One silver lining that I gathered from my research, was that the women I interviewed all unanimously offered one pivotal factor that helped them break through the many glass ceilings they encountered: mentorship. Having a colleague, whether your superior or not, that you can depend on for help seems to instill the confidence necessary to continue to work in a culture designed to keep women out.
So, where do we go from here?
Knowing all of the issues that plague women in the architectural field (and beyond) seems completely overwhelming. How do you even begin to tackle such a pervasive and at times invisible problem?

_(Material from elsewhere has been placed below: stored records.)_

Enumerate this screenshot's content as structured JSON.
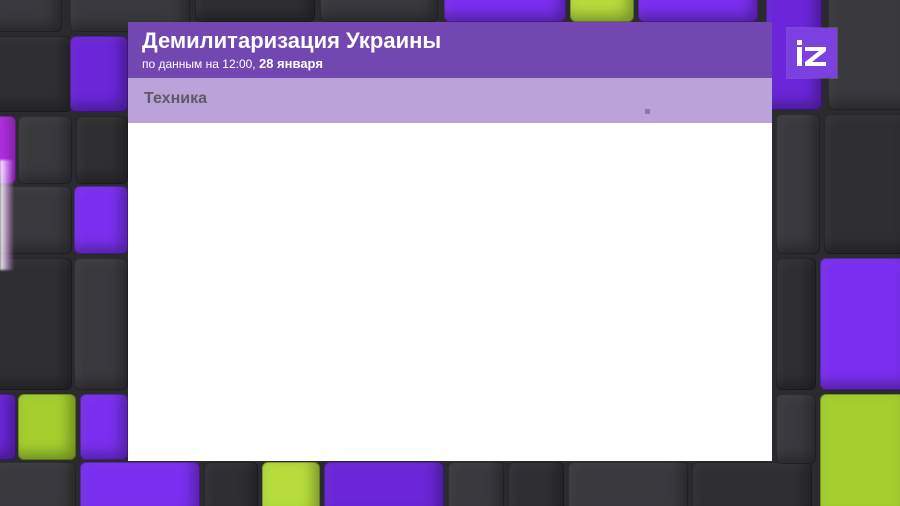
{
  "card": {
    "title": "Демилитаризация Украины",
    "subtitle_prefix": "по данным на 12:00, ",
    "subtitle_date": "28 января"
  },
  "section": {
    "label": "Техника"
  },
  "logo": {
    "icon": "iz-logo"
  },
  "colors": {
    "header": "#7347b2",
    "section_bar": "#b9a3d9",
    "accent_purple": "#7a2ff0",
    "accent_lime": "#a4cf2e"
  }
}
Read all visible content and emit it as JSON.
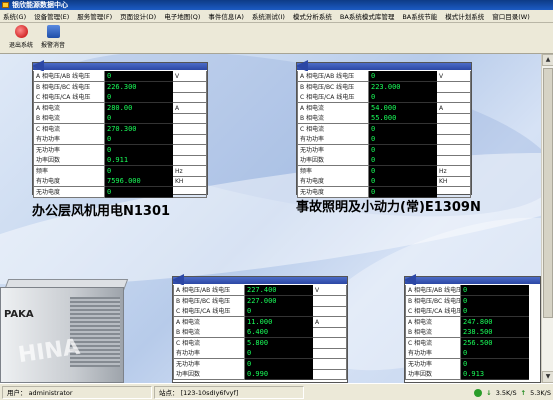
{
  "window": {
    "title": "银欣能源数据中心"
  },
  "menu": [
    "系统(G)",
    "设备管理(E)",
    "服务管理(F)",
    "页面设计(D)",
    "电子地图(Q)",
    "事件信息(A)",
    "系统测试(I)",
    "模式分析系统",
    "BA系统模式库管理",
    "BA系统节能",
    "模式计划系统",
    "窗口目录(W)"
  ],
  "toolbar": {
    "exit_label": "退出系统",
    "alarm_label": "报警消音"
  },
  "panels": [
    {
      "caption": "办公层风机用电N1301",
      "rows": [
        {
          "label": "A 相电压/AB 线电压",
          "value": "0",
          "unit": "V"
        },
        {
          "label": "B 相电压/BC 线电压",
          "value": "226.300",
          "unit": ""
        },
        {
          "label": "C 相电压/CA 线电压",
          "value": "0",
          "unit": ""
        },
        {
          "label": "A 相电流",
          "value": "280.00",
          "unit": "A"
        },
        {
          "label": "B 相电流",
          "value": "0",
          "unit": ""
        },
        {
          "label": "C 相电流",
          "value": "270.300",
          "unit": ""
        },
        {
          "label": "有功功率",
          "value": "0",
          "unit": ""
        },
        {
          "label": "无功功率",
          "value": "0",
          "unit": ""
        },
        {
          "label": "功率因数",
          "value": "0.911",
          "unit": ""
        },
        {
          "label": "频率",
          "value": "0",
          "unit": "Hz"
        },
        {
          "label": "有功电度",
          "value": "7596.000",
          "unit": "KH"
        },
        {
          "label": "无功电度",
          "value": "0",
          "unit": ""
        }
      ]
    },
    {
      "caption": "事故照明及小动力(常)E1309N",
      "rows": [
        {
          "label": "A 相电压/AB 线电压",
          "value": "0",
          "unit": "V"
        },
        {
          "label": "B 相电压/BC 线电压",
          "value": "223.000",
          "unit": ""
        },
        {
          "label": "C 相电压/CA 线电压",
          "value": "0",
          "unit": ""
        },
        {
          "label": "A 相电流",
          "value": "54.000",
          "unit": "A"
        },
        {
          "label": "B 相电流",
          "value": "55.000",
          "unit": ""
        },
        {
          "label": "C 相电流",
          "value": "0",
          "unit": ""
        },
        {
          "label": "有功功率",
          "value": "0",
          "unit": ""
        },
        {
          "label": "无功功率",
          "value": "0",
          "unit": ""
        },
        {
          "label": "功率因数",
          "value": "0",
          "unit": ""
        },
        {
          "label": "频率",
          "value": "0",
          "unit": "Hz"
        },
        {
          "label": "有功电度",
          "value": "0",
          "unit": "KH"
        },
        {
          "label": "无功电度",
          "value": "0",
          "unit": ""
        }
      ]
    },
    {
      "caption": "",
      "rows": [
        {
          "label": "A 相电压/AB 线电压",
          "value": "227.400",
          "unit": "V"
        },
        {
          "label": "B 相电压/BC 线电压",
          "value": "227.000",
          "unit": ""
        },
        {
          "label": "C 相电压/CA 线电压",
          "value": "0",
          "unit": ""
        },
        {
          "label": "A 相电流",
          "value": "11.000",
          "unit": "A"
        },
        {
          "label": "B 相电流",
          "value": "6.400",
          "unit": ""
        },
        {
          "label": "C 相电流",
          "value": "5.800",
          "unit": ""
        },
        {
          "label": "有功功率",
          "value": "0",
          "unit": ""
        },
        {
          "label": "无功功率",
          "value": "0",
          "unit": ""
        },
        {
          "label": "功率因数",
          "value": "0.990",
          "unit": ""
        }
      ]
    },
    {
      "caption": "",
      "rows": [
        {
          "label": "A 相电压/AB 线电压",
          "value": "0",
          "unit": ""
        },
        {
          "label": "B 相电压/BC 线电压",
          "value": "0",
          "unit": ""
        },
        {
          "label": "C 相电压/CA 线电压",
          "value": "0",
          "unit": ""
        },
        {
          "label": "A 相电流",
          "value": "247.800",
          "unit": ""
        },
        {
          "label": "B 相电流",
          "value": "238.500",
          "unit": ""
        },
        {
          "label": "C 相电流",
          "value": "256.500",
          "unit": ""
        },
        {
          "label": "有功功率",
          "value": "0",
          "unit": ""
        },
        {
          "label": "无功功率",
          "value": "0",
          "unit": ""
        },
        {
          "label": "功率因数",
          "value": "0.913",
          "unit": ""
        }
      ]
    }
  ],
  "device": {
    "brand": "PAKA",
    "text": "HINA"
  },
  "status": {
    "user_label": "用户：",
    "user": "administrator",
    "station_label": "站点：",
    "station": "[123-10sdIy6fvyf]",
    "up": "3.5K/S",
    "down": "5.3K/S"
  },
  "colors": {
    "titlebar": "#1c5bc3",
    "panel_header": "#2c47a5",
    "value_bg": "#000000",
    "value_text": "#19ff5a"
  }
}
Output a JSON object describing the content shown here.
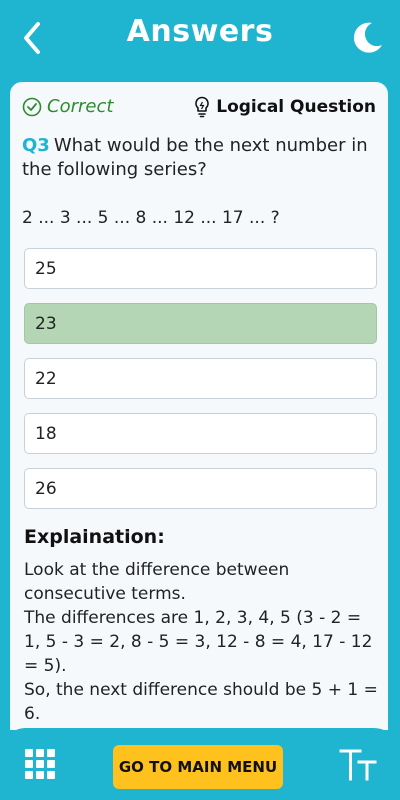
{
  "header": {
    "title": "Answers",
    "back_icon": "chevron-left-icon",
    "theme_icon": "moon-icon"
  },
  "status": {
    "result_label": "Correct",
    "result_icon": "check-circle-icon",
    "category_label": "Logical Question",
    "category_icon": "lightbulb-icon"
  },
  "question": {
    "number": "Q3",
    "text": "What would be the next number in the following series?",
    "series": "2 ... 3 ... 5 ... 8 ... 12 ... 17 ... ?"
  },
  "options": [
    {
      "label": "25",
      "selected": false
    },
    {
      "label": "23",
      "selected": true
    },
    {
      "label": "22",
      "selected": false
    },
    {
      "label": "18",
      "selected": false
    },
    {
      "label": "26",
      "selected": false
    }
  ],
  "explanation": {
    "title": "Explaination:",
    "line1": "Look at the difference between consecutive terms.",
    "line2": "The differences are 1, 2, 3, 4, 5 (3 - 2 = 1, 5 - 3 = 2, 8 - 5 = 3, 12 - 8 = 4, 17 - 12 = 5).",
    "line3": "So, the next difference should be 5 + 1 = 6."
  },
  "bottom_bar": {
    "main_menu_label": "GO TO MAIN MENU",
    "grid_icon": "grid-icon",
    "text_size_icon": "text-size-icon"
  },
  "colors": {
    "primary": "#1fb5d0",
    "correct": "#2e8b2e",
    "selected_option": "#b4d6b4",
    "button": "#ffc11e"
  }
}
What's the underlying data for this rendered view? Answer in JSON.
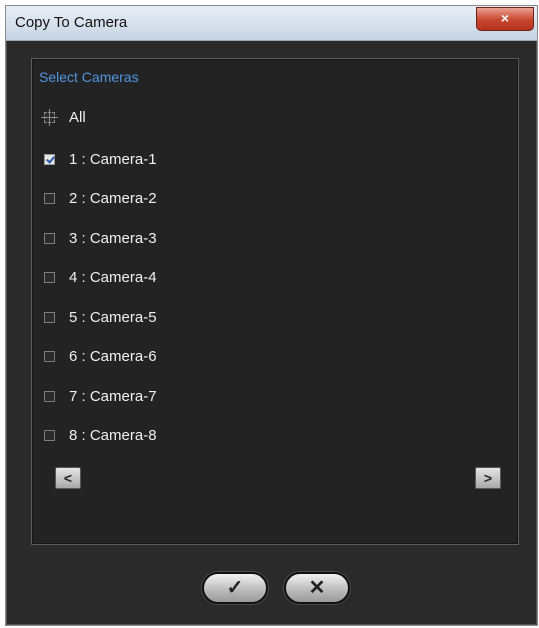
{
  "window": {
    "title": "Copy To Camera",
    "close_label": "×"
  },
  "panel": {
    "section_label": "Select Cameras",
    "all_label": "All",
    "cameras": [
      {
        "label": "1 : Camera-1",
        "checked": true
      },
      {
        "label": "2 : Camera-2",
        "checked": false
      },
      {
        "label": "3 : Camera-3",
        "checked": false
      },
      {
        "label": "4 : Camera-4",
        "checked": false
      },
      {
        "label": "5 : Camera-5",
        "checked": false
      },
      {
        "label": "6 : Camera-6",
        "checked": false
      },
      {
        "label": "7 : Camera-7",
        "checked": false
      },
      {
        "label": "8 : Camera-8",
        "checked": false
      }
    ],
    "prev_label": "<",
    "next_label": ">"
  },
  "buttons": {
    "ok_label": "✓",
    "cancel_label": "✕"
  },
  "colors": {
    "accent": "#4f96e0",
    "dialog_bg": "#2a2a2a",
    "panel_bg": "#232323"
  }
}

This information demonstrates the many gaps that exist within the profession that can be filled with smarter, more inclusive design.
This manual for design, or re-design if you will, will be structured based on the following insights gathered from my research and interviews.
1- In order to keep women in the field, we must design a space for them (physically and mentally).
2- An emphasis on mentorship and teamwork is key.
3- Change starts with education and awareness of the problem.
These insights will become the organizing principles for my next step in the process, design, prototyping and iteration.
This is where the fun part begins and we start to see the results of months of research and synthesis. So stick with me, click follow and continue on this journey with me!
We still have a long way to go.
I want to extend a big thank you to all the incredible and talented women who agreed to share their experiences with me, your input was invaluable!
*names were all redacted because of privacy reasons, but you know who you are
 “Minimizing the Motherhood Penalty: What Works, What Doesn’t and Why?” by Shelley J. Correll, Gender & Work: Challenging Conventional Wisdom,Harvard Business School, 2013.
 Criado-Perez, Caroline. Invisible Women: Data Bias in a World Designed for Men. New York: Abrams Press, 2019
 Marsha Ritzdorf, A Feminist Analysis of Gender and Residential Zoning in the United States, Plenum Press. (1994)
 Katharine B. Silbaugh, Women’s Place: Urban Planning, Housing Design, and Work-Family Balance, 76
Fordham L. Rev. 1797 (2007). Pg 6
 Eric Jaffe, Public Transportation’s Hidden Gender Imbalance. Bloomberg, 2012
 Martha Bianco, Catherine Lawson, Trip-Chaining, Childcare,and Personal Safety:Critical Issues in Womens Travel Behavior. Portland State University.